WHAT IS NEEDED: Using the entries that follow, give only the number of lines with the word "title" in them.

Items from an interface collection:

::::::::::

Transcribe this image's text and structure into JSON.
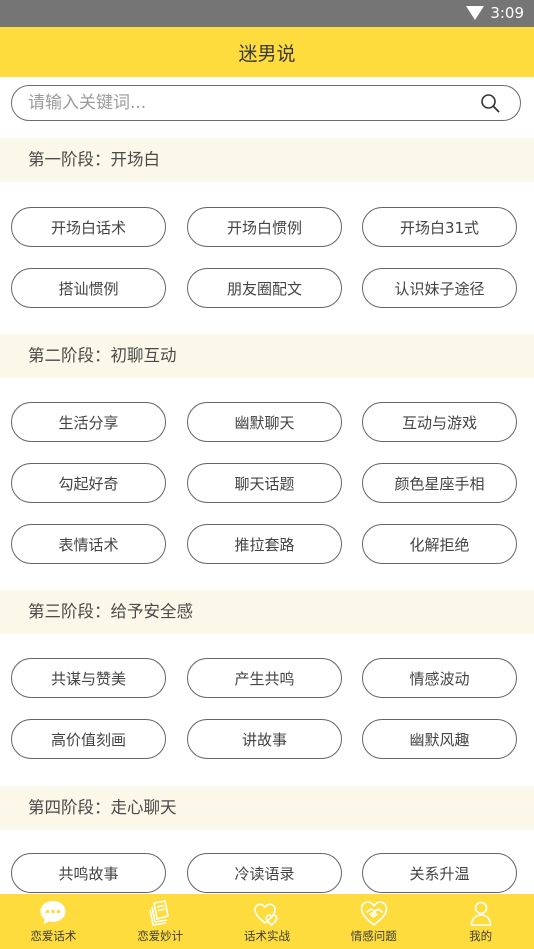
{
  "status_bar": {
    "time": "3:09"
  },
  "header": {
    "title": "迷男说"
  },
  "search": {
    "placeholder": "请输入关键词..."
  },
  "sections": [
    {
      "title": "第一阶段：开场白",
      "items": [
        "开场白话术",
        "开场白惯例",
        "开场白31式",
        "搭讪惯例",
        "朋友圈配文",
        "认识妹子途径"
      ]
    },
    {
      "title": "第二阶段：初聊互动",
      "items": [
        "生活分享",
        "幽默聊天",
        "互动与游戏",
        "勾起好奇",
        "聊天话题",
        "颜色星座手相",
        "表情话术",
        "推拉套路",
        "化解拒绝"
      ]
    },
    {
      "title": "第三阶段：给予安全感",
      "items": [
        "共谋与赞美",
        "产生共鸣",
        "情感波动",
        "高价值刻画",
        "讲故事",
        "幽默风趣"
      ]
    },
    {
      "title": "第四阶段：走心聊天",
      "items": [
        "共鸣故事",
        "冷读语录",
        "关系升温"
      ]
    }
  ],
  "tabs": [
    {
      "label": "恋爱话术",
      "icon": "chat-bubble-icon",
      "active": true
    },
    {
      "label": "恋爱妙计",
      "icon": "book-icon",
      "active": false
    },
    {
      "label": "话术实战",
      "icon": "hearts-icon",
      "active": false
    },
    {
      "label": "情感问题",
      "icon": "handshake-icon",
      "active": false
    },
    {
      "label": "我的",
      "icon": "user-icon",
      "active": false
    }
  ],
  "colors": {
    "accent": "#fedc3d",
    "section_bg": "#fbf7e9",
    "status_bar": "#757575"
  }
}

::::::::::

WORKED SOLUTION: 5